Stop cuts to our fire service!

We must oppose these cuts which could put lives at risk and demand the necessary funding – a relative pittance – is put in place urgently. We know money can be found when it suits the political establishment, for junkets and handout to big business. It is a question of political priorities. A campaign of community protests and trade union action can win.

The Northern Ireland Fire & Rescue Service has announced a raft of cuts aimed at dealing with a £3.26 million funding shortfall. Belfast has lost one fire engine, but the worst hit towns are Carrickfergus, Portadown, Omagh, Enniskillen, Newtowards and Armagh.
Until now, these fire stations have been staffed by a full crew from 8am to 6pm on weekdays, meaning calls could be responded to immediately. The cuts have seen staffing levels reduced so that, even during these hours, additional firefighters have to be called in before a crew can respond to emergencies. This will lead to delays which could have tragic consequences. In addition, specialist teams and fire safety officers being drawn into standard cover to plug the gaps.

‘Temporary’ cuts become permanent

Fire service management have introduced these cuts – which are strongly opposed by the Fire Brigades Union – rapidly and with no consultation. They say the measures are temporary, but our experience across the public sector is that ‘temporary’ cuts usually become permanent. The funding shortfall has arisen because the budget allocated to the fire service from the Department of Health has not increased to meet rising demand.

Build a campaign to save our fire service

We must oppose these cuts which could put lives at risk and demand the necessary funding – a relative pittance – is put in place urgently. We know money can be found when it suits the political establishment, for junkets and handout to big business. It is a question of political priorities. A campaign of community protests and trade union action can win.

Total
0
Shares
Previous Article

Civil servants continue battle against poverty pay

Next Article

Fracking and mining threaten our environment for profit

Related Posts
Read More

The Ulster Rugby rape trial: No to victim-blaming & rape culture

During the trial in which Ulster and Ireland rugby players are accused of raping a young woman at a party, there has been fury at many of the comments made by the defence in court. When the young woman told the court she had consented to a kiss from Paddy Jackson but had not given consent to anything else, the defence barrister accused her of “teasing” Jackson, and asked her, "if you didn't like him, why were you kissing him in his bedroom?"
Read More

Harland & Wolff: The hidden history of workers’ struggle

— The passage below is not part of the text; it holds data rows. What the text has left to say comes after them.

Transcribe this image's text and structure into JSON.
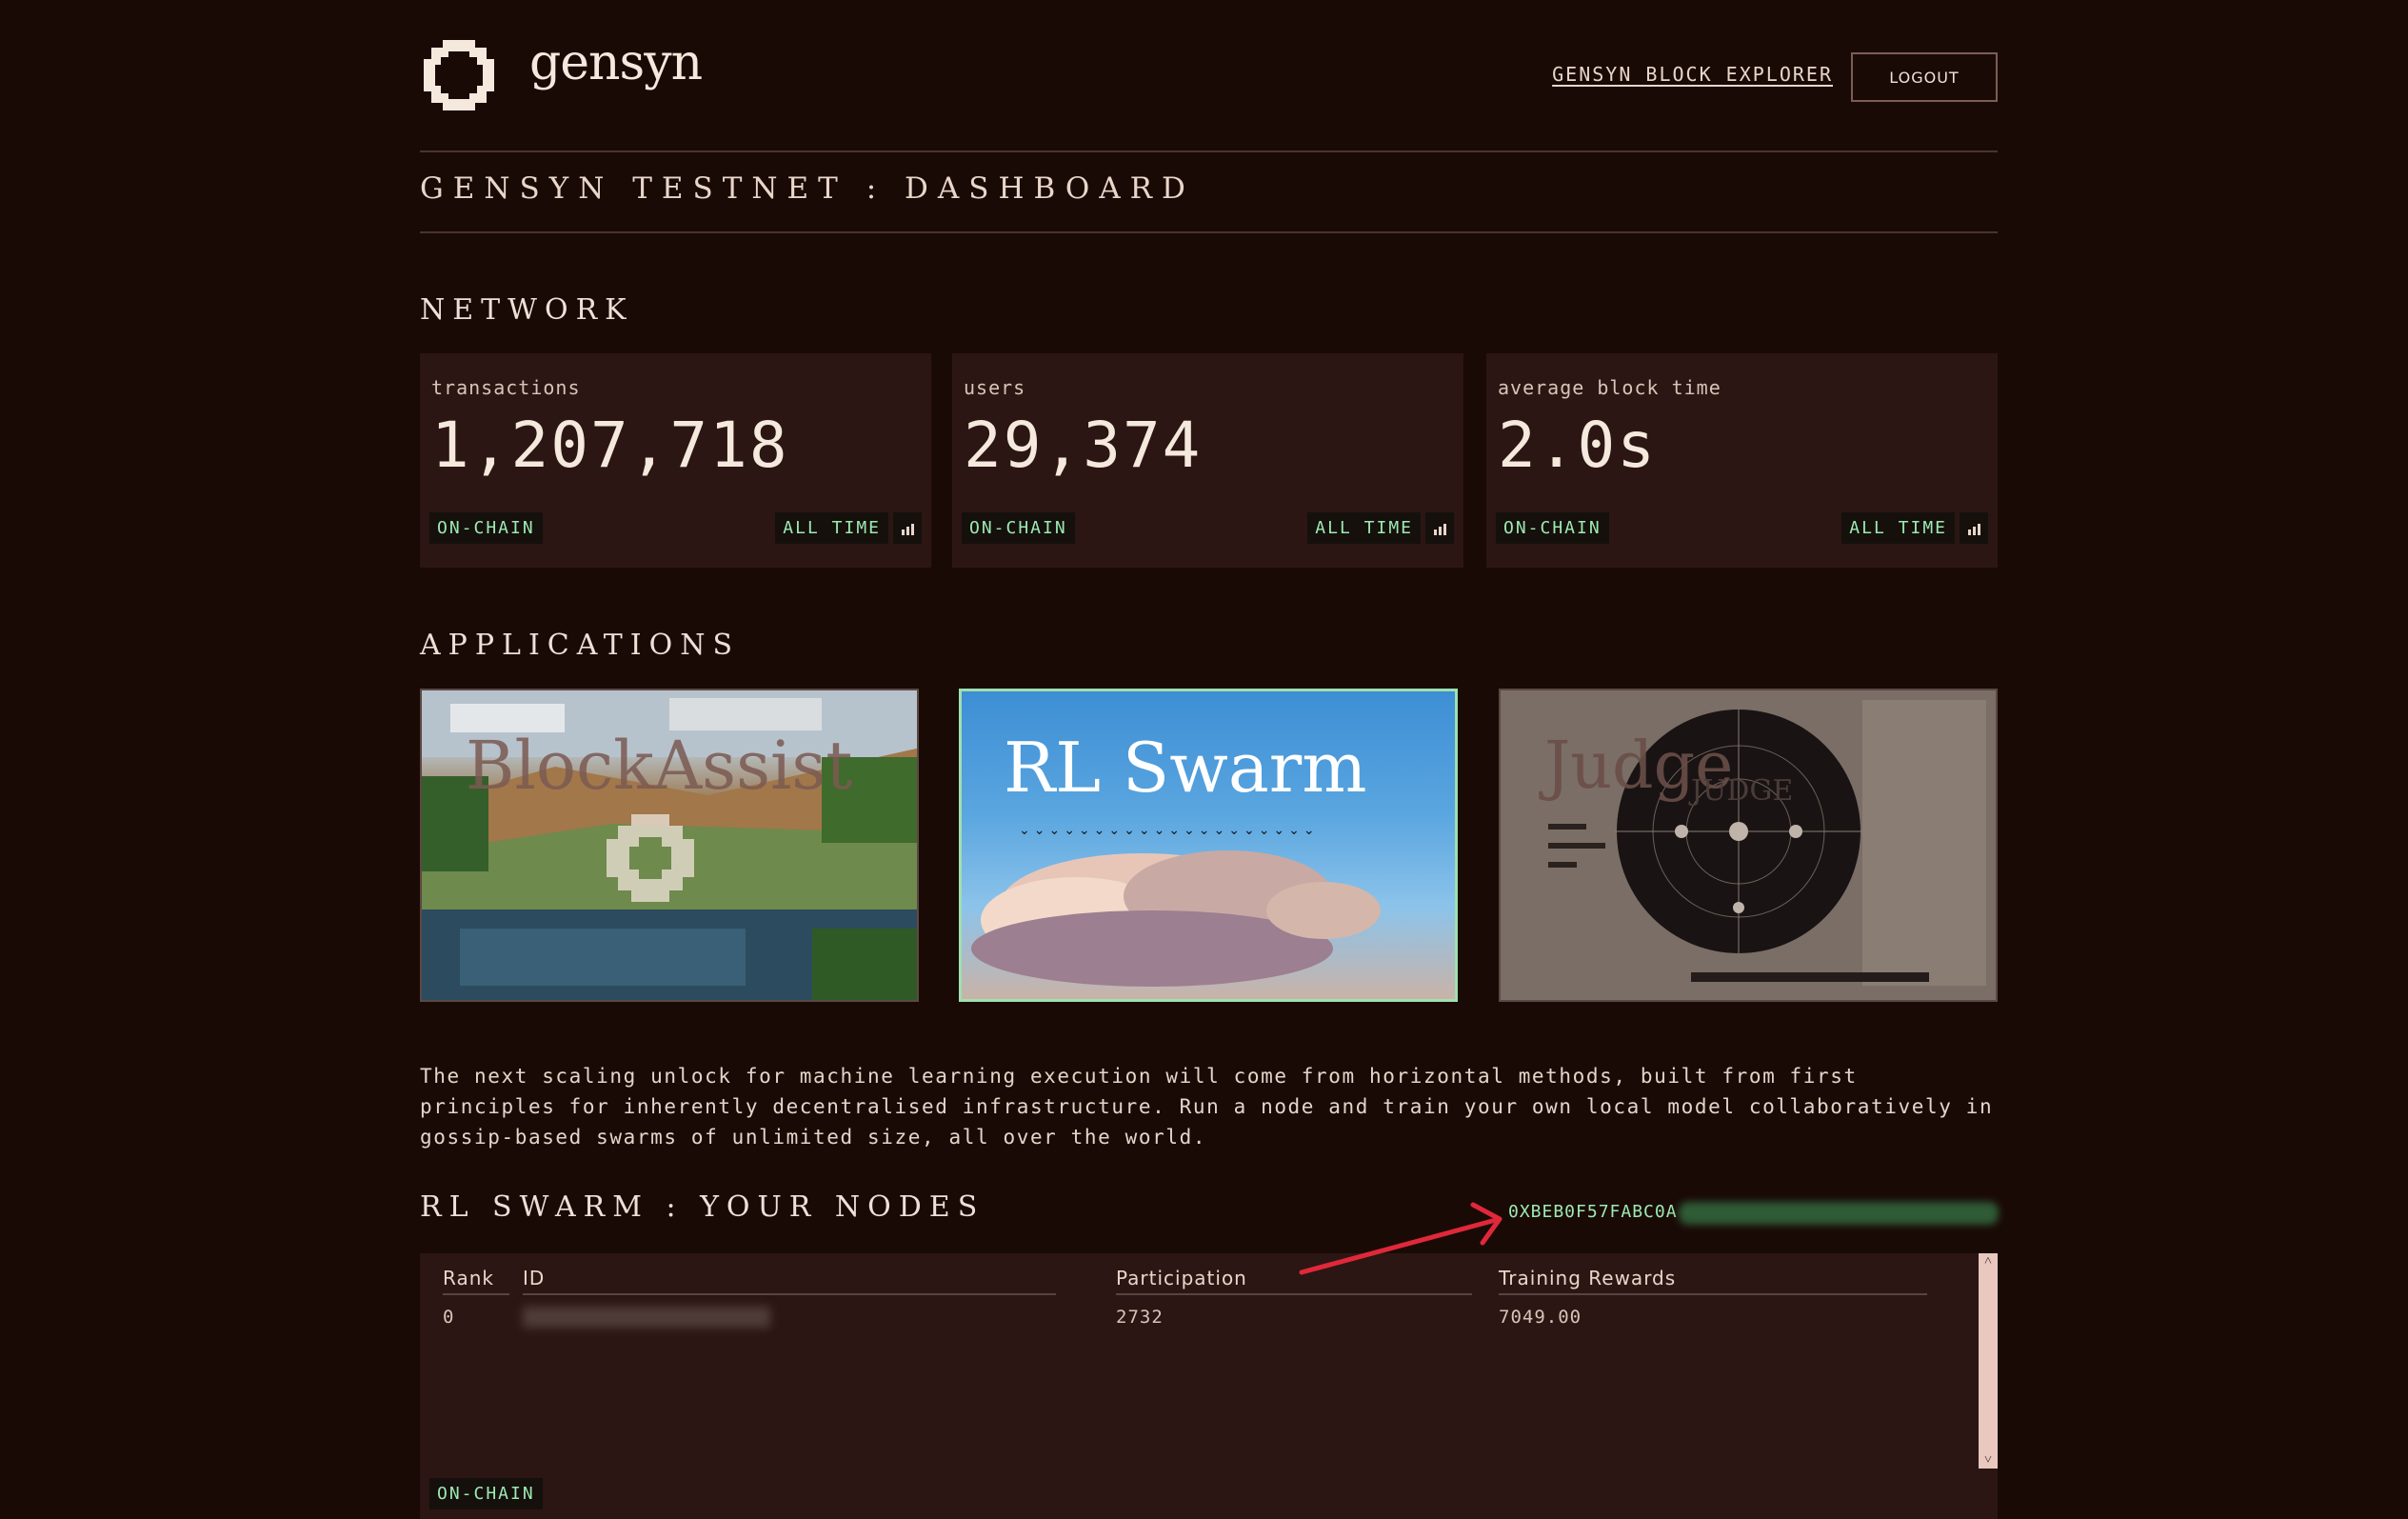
{
  "header": {
    "brand": "gensyn",
    "explorer_link": "GENSYN BLOCK EXPLORER",
    "logout": "LOGOUT"
  },
  "page_title": "GENSYN TESTNET : DASHBOARD",
  "network": {
    "title": "NETWORK",
    "cards": [
      {
        "label": "transactions",
        "value": "1,207,718",
        "badge": "ON-CHAIN",
        "period": "ALL TIME"
      },
      {
        "label": "users",
        "value": "29,374",
        "badge": "ON-CHAIN",
        "period": "ALL TIME"
      },
      {
        "label": "average block time",
        "value": "2.0s",
        "badge": "ON-CHAIN",
        "period": "ALL TIME"
      }
    ]
  },
  "applications": {
    "title": "APPLICATIONS",
    "tiles": [
      {
        "title": "BlockAssist"
      },
      {
        "title": "RL Swarm"
      },
      {
        "title": "Judge",
        "subtitle": "JUDGE"
      }
    ]
  },
  "description": "The next scaling unlock for machine learning execution will come from horizontal methods, built from first principles for inherently decentralised infrastructure. Run a node and train your own local model collaboratively in gossip-based swarms of unlimited size, all over the world.",
  "nodes": {
    "title": "RL SWARM : YOUR NODES",
    "wallet": "0XBEB0F57FABC0A",
    "columns": [
      "Rank",
      "ID",
      "Participation",
      "Training Rewards"
    ],
    "rows": [
      {
        "rank": "0",
        "participation": "2732",
        "rewards": "7049.00"
      }
    ],
    "badge": "ON-CHAIN"
  },
  "colors": {
    "background": "#1a0a06",
    "card": "#2b1613",
    "accent_green": "#9de9b2",
    "annotation_arrow": "#e0283a"
  }
}
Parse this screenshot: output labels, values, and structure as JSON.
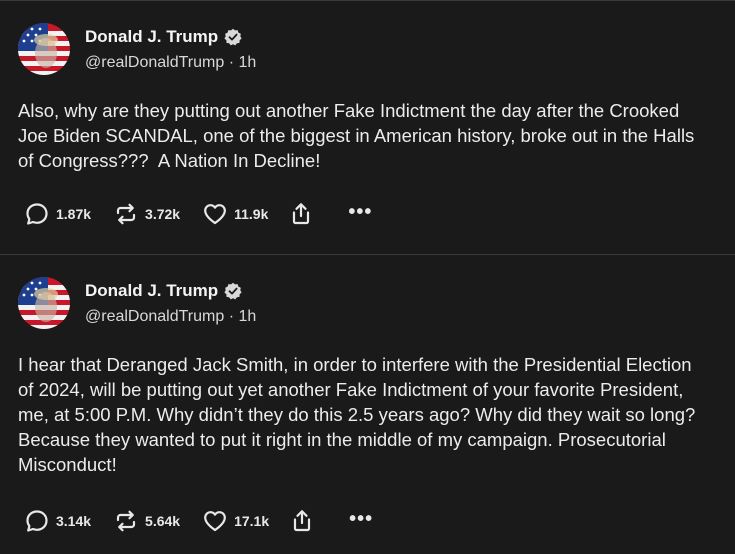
{
  "posts": [
    {
      "author": {
        "name": "Donald J. Trump",
        "handle": "@realDonaldTrump",
        "separator": "·",
        "time": "1h"
      },
      "text": "Also, why are they putting out another Fake Indictment the day after the Crooked Joe Biden SCANDAL, one of the biggest in American history, broke out in the Halls of Congress???  A Nation In Decline!",
      "replies": "1.87k",
      "reposts": "3.72k",
      "likes": "11.9k",
      "icons": [
        "reply-icon",
        "repost-icon",
        "heart-icon",
        "share-icon",
        "more-icon"
      ]
    },
    {
      "author": {
        "name": "Donald J. Trump",
        "handle": "@realDonaldTrump",
        "separator": "·",
        "time": "1h"
      },
      "text": "I hear that Deranged Jack Smith, in order to interfere with the Presidential Election of 2024, will be putting out yet another Fake Indictment of your favorite President, me, at 5:00 P.M. Why didn’t they do this 2.5 years ago? Why did they wait so long? Because they wanted to put it right in the middle of my campaign. Prosecutorial Misconduct!",
      "replies": "3.14k",
      "reposts": "5.64k",
      "likes": "17.1k",
      "icons": [
        "reply-icon",
        "repost-icon",
        "heart-icon",
        "share-icon",
        "more-icon"
      ]
    }
  ],
  "more_label": "•••",
  "colors": {
    "background": "#1a1a1a",
    "divider": "#3a3a3a",
    "text": "#ececec"
  }
}
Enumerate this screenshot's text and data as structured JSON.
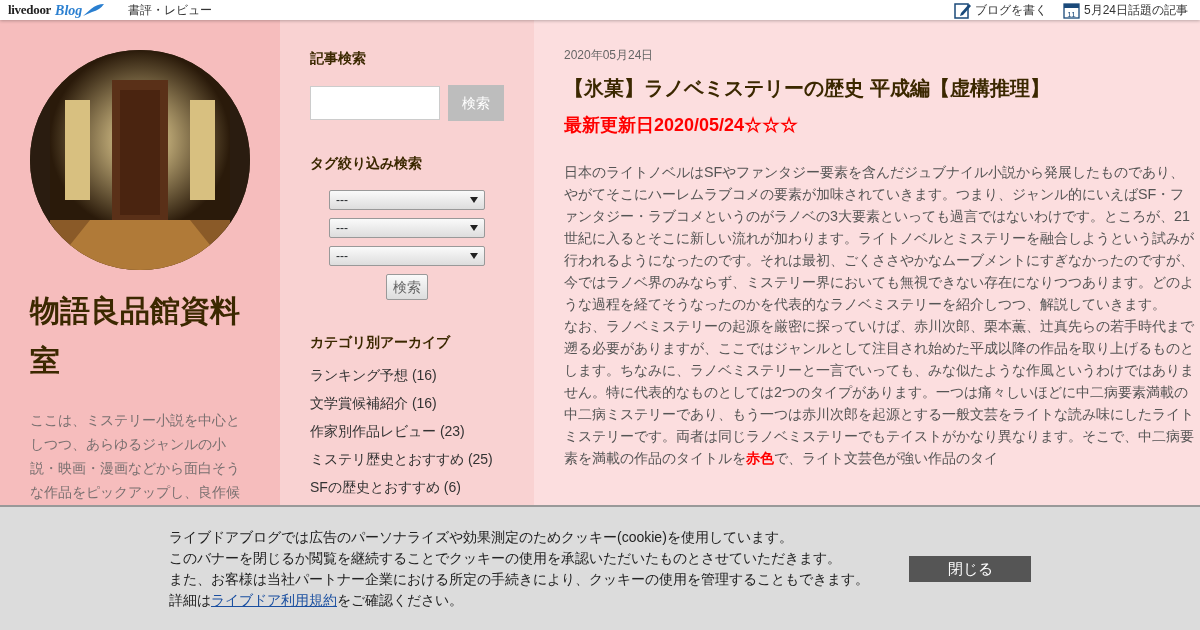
{
  "topbar": {
    "logo_main": "livedoor",
    "logo_sub": "Blog",
    "category": "書評・レビュー",
    "links": [
      {
        "kind": "write",
        "label": "ブログを書く"
      },
      {
        "kind": "calendar",
        "label": "5月24日話題の記事",
        "day": "11"
      }
    ]
  },
  "profile": {
    "kind": "picture",
    "title": "物語良品館資料室",
    "description": "ここは、ミステリー小説を中心としつつ、あらゆるジャンルの小説・映画・漫画などから面白そうな作品をピックアップし、良作候"
  },
  "search": {
    "heading": "記事検索",
    "button": "検索"
  },
  "tag_search": {
    "heading": "タグ絞り込み検索",
    "selects": [
      "---",
      "---",
      "---"
    ],
    "button": "検索"
  },
  "archive": {
    "heading": "カテゴリ別アーカイブ",
    "items": [
      "ランキング予想 (16)",
      "文学賞候補紹介 (16)",
      "作家別作品レビュー (23)",
      "ミステリ歴史とおすすめ (25)",
      "SFの歴史とおすすめ (6)"
    ]
  },
  "article": {
    "date": "2020年05月24日",
    "title": "【氷菓】ラノベミステリーの歴史 平成編【虚構推理】",
    "updated": "最新更新日2020/05/24☆☆☆",
    "paragraphs": [
      [
        {
          "text": "日本のライトノベルはSFやファンタジー要素を含んだジュブナイル小説から発展したものであり、やがてそこにハーレムラブコメの要素が加味されていきます。つまり、ジャンル的にいえばSF・ファンタジー・ラブコメというのがラノベの3大要素といっても過言ではないわけです。ところが、21世紀に入るとそこに新しい流れが加わります。ライトノベルとミステリーを融合しようという試みが行われるようになったのです。それは最初、ごくささやかなムーブメントにすぎなかったのですが、今ではラノベ界のみならず、ミステリー界においても無視できない存在になりつつあります。どのような過程を経てそうなったのかを代表的なラノベミステリーを紹介しつつ、解説していきます。"
        }
      ],
      [
        {
          "text": "なお、ラノベミステリーの起源を厳密に探っていけば、赤川次郎、栗本薫、辻真先らの若手時代まで遡る必要がありますが、ここではジャンルとして注目され始めた平成以降の作品を取り上げるものとします。ちなみに、ラノベミステリーと一言でいっても、みな似たような作風というわけではありません。特に代表的なものとしては2つのタイプがあります。一つは痛々しいほどに中二病要素満載の中二病ミステリーであり、もう一つは赤川次郎を起源とする一般文芸をライトな読み味にしたライトミステリーです。両者は同じラノベミステリーでもテイストがかなり異なります。そこで、中二病要素を満載の作品のタイトルを"
        },
        {
          "text": "赤色",
          "color": "#ff0000"
        },
        {
          "text": "で、ライト文芸色が強い作品のタイ"
        }
      ]
    ]
  },
  "cookie_banner": {
    "lines": [
      "ライブドアブログでは広告のパーソナライズや効果測定のためクッキー(cookie)を使用しています。",
      "このバナーを閉じるか閲覧を継続することでクッキーの使用を承認いただいたものとさせていただきます。",
      "また、お客様は当社パートナー企業における所定の手続きにより、クッキーの使用を管理することもできます。"
    ],
    "last_prefix": "詳細は",
    "link": "ライブドア利用規約",
    "last_suffix": "をご確認ください。",
    "close_button": "閉じる"
  }
}
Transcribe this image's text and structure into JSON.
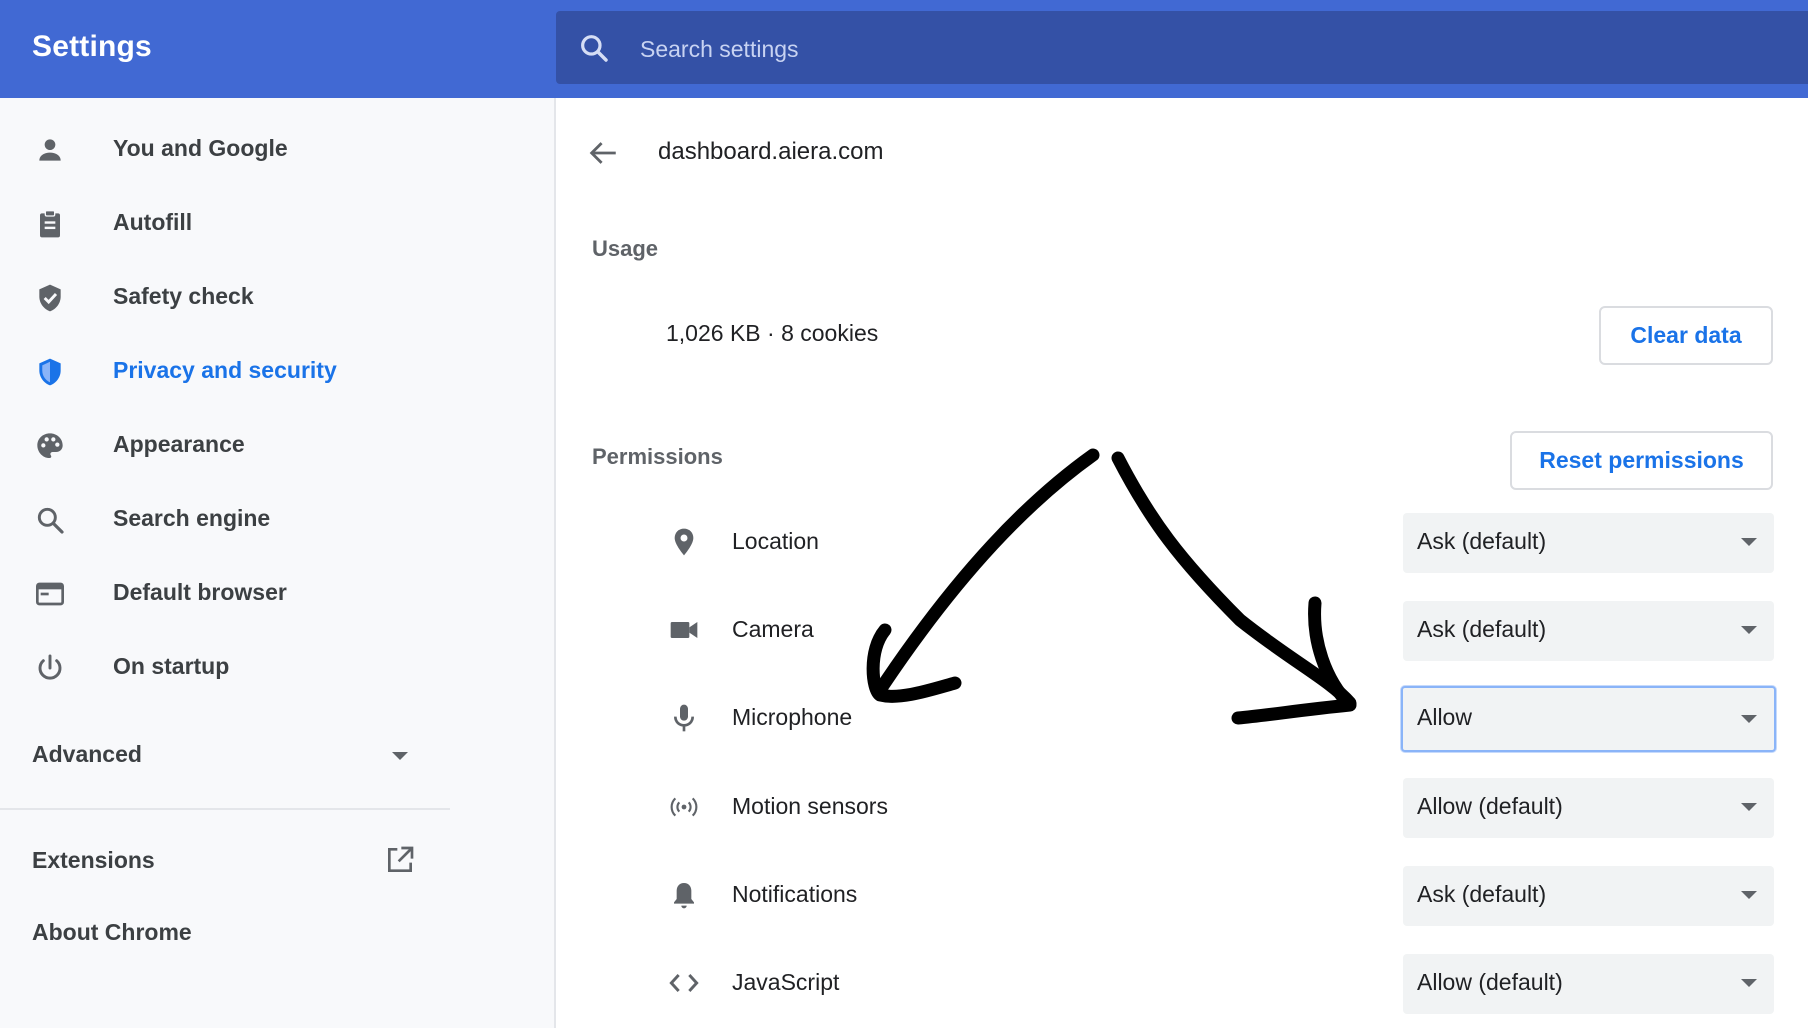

The history of Northern Ireland is often present as simply being of two traditions - nationalism and unionism - in conflict with each other. Almost everything is painted as belonging to one or the other, including the shipyard. It is also true that most things do have a history tainted by sectarianism. But there is also another history, one which we see in the shipyards, across Belfast and across Northern Ireland - that is the labour tradition, where working-class people have stood together to fight in their common interests.